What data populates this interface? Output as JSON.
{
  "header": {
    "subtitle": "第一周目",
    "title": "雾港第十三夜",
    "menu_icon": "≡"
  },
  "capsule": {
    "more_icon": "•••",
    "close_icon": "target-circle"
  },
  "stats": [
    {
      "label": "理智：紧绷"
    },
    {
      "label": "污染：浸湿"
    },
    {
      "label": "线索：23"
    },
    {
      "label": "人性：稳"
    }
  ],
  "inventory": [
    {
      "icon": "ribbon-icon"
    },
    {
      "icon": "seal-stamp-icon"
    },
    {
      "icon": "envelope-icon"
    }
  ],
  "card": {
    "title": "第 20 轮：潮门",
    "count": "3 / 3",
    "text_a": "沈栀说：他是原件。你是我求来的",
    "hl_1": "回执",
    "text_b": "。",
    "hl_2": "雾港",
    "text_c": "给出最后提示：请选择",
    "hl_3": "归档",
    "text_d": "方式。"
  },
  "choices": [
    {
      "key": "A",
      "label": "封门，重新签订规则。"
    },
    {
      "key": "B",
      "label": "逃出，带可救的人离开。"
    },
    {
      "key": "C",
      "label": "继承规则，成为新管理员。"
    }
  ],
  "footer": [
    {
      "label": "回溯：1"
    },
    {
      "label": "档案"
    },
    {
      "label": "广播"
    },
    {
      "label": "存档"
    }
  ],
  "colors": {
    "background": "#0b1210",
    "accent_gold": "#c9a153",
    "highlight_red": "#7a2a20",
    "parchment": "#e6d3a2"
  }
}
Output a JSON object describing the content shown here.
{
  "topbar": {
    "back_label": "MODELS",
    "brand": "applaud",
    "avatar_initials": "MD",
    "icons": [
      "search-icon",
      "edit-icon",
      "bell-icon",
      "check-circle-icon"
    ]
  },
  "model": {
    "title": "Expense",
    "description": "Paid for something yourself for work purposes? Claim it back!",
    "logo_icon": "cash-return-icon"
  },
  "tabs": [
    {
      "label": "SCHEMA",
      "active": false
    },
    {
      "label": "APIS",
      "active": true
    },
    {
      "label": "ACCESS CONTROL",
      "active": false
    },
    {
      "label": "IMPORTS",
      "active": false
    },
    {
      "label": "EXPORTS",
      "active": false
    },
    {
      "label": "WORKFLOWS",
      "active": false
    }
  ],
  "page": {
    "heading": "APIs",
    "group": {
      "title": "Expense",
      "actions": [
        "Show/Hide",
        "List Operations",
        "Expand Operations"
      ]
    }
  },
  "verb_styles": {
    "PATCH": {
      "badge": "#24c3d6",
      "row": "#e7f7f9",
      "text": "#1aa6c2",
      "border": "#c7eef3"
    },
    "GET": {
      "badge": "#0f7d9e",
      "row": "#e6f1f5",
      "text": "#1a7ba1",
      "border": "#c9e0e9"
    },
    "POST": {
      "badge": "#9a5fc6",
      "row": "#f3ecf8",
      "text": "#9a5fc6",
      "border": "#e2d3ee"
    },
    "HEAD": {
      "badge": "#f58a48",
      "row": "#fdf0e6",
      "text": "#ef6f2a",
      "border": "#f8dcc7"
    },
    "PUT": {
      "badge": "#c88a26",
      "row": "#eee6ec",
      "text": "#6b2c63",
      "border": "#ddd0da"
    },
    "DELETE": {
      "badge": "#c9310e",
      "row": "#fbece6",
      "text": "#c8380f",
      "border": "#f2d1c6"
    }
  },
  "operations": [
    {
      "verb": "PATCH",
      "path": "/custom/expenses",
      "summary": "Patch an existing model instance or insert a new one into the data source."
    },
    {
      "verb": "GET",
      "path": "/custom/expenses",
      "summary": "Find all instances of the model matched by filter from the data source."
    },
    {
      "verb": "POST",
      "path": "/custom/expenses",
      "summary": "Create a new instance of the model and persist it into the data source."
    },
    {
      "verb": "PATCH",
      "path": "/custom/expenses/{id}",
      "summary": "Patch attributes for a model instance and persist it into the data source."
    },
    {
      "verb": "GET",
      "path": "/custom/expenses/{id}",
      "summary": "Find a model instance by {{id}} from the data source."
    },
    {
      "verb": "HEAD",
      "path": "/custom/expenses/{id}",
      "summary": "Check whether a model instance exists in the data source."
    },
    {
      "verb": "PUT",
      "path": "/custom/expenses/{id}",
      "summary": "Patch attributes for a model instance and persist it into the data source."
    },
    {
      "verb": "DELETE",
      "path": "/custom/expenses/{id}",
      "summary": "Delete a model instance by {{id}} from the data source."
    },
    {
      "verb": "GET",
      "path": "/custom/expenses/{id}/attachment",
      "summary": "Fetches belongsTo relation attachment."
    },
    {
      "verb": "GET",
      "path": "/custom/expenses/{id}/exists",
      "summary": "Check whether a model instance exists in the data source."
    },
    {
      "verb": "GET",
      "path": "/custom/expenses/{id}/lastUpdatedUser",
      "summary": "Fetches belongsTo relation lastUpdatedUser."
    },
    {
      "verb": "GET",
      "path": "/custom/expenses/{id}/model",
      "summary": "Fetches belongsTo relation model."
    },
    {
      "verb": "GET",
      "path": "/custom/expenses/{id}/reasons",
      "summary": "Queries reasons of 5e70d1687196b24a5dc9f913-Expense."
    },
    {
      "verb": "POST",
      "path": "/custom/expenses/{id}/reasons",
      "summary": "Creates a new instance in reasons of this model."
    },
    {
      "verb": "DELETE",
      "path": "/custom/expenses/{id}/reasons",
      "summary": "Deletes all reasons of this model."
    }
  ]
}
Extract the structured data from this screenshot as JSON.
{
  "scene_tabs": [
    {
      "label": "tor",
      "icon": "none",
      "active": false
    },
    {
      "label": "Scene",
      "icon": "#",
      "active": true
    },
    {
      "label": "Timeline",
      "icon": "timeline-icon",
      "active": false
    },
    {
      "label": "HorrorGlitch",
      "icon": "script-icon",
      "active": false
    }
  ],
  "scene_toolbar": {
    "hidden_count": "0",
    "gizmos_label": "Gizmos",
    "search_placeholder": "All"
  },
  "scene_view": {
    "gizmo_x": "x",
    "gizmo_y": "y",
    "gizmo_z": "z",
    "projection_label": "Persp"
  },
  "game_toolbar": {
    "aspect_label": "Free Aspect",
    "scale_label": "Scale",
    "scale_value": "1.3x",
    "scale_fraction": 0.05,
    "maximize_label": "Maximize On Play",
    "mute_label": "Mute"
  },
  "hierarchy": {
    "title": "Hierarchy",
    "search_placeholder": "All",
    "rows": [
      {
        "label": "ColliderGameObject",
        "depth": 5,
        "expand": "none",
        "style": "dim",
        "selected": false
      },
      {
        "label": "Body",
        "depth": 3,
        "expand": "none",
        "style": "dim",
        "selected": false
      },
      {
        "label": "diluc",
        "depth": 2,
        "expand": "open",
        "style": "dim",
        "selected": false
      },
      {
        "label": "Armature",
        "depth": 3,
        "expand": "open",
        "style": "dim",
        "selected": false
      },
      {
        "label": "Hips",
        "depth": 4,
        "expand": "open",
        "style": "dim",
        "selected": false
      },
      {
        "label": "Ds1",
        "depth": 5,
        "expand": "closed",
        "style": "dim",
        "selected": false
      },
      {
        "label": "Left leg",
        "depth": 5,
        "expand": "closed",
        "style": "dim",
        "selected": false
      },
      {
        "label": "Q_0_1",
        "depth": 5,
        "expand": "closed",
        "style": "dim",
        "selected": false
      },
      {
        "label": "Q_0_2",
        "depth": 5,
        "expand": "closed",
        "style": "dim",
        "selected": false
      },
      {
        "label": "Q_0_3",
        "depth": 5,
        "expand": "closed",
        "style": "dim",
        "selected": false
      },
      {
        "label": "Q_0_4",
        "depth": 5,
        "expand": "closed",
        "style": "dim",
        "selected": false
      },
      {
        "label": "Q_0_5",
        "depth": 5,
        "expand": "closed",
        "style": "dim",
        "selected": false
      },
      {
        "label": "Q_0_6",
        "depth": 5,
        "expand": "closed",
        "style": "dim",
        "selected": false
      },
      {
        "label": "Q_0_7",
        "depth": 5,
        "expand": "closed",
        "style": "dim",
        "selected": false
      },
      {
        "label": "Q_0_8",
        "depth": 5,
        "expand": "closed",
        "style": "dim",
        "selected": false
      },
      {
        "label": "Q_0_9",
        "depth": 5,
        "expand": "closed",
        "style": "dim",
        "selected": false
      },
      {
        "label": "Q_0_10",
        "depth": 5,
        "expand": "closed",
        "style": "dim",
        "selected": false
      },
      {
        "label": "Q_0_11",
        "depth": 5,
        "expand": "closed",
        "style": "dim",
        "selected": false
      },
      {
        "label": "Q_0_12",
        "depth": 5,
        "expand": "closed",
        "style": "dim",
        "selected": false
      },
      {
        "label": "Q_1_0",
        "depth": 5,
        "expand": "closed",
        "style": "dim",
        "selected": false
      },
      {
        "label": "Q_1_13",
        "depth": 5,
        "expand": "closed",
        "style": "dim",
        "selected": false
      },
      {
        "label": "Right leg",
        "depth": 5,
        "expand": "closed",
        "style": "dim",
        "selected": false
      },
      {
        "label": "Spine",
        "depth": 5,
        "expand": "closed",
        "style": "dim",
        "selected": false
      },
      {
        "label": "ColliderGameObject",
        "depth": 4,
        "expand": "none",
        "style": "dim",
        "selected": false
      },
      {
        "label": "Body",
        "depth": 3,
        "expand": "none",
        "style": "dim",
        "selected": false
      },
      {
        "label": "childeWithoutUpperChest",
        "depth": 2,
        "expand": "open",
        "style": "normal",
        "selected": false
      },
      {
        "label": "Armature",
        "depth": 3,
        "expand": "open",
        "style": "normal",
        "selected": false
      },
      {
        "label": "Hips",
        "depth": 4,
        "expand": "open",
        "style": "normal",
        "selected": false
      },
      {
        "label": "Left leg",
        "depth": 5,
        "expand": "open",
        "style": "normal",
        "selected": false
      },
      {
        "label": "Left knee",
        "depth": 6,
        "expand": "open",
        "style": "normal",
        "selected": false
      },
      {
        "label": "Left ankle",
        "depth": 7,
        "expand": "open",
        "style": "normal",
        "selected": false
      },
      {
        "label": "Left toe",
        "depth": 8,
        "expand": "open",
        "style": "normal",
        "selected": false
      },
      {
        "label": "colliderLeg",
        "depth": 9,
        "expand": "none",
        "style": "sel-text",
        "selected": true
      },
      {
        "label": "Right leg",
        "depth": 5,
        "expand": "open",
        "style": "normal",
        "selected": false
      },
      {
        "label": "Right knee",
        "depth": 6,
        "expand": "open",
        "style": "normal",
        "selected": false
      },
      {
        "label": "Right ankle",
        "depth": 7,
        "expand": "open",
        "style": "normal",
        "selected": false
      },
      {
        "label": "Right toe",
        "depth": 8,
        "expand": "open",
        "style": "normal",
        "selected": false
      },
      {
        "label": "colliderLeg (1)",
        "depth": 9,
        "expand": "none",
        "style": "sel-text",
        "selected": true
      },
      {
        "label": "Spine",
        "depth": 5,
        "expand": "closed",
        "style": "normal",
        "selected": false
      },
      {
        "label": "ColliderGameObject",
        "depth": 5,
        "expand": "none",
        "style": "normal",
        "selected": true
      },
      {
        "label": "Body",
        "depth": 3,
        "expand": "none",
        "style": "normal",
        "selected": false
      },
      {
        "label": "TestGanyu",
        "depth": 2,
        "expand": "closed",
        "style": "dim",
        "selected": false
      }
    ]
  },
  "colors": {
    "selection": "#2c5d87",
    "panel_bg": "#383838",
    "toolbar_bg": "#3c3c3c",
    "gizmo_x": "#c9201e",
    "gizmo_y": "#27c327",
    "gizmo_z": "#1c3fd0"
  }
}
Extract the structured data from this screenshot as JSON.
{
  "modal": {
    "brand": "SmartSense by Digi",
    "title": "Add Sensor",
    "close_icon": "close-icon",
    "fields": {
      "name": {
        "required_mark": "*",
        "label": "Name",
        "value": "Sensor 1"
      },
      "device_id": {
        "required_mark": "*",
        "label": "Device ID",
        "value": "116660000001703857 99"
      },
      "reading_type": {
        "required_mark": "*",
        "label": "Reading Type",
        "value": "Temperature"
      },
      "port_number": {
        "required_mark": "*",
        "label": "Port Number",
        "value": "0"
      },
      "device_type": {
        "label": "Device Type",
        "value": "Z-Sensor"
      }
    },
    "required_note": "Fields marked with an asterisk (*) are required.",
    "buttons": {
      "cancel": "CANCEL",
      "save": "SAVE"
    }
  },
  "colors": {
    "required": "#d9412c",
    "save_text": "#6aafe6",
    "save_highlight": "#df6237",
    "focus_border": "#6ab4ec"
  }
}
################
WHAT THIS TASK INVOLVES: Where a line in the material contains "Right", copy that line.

RESPONSE TO THE TASK:
        "label": "Right leg",
        "label": "Right leg",
        "label": "Right knee",
        "label": "Right ankle",
        "label": "Right toe",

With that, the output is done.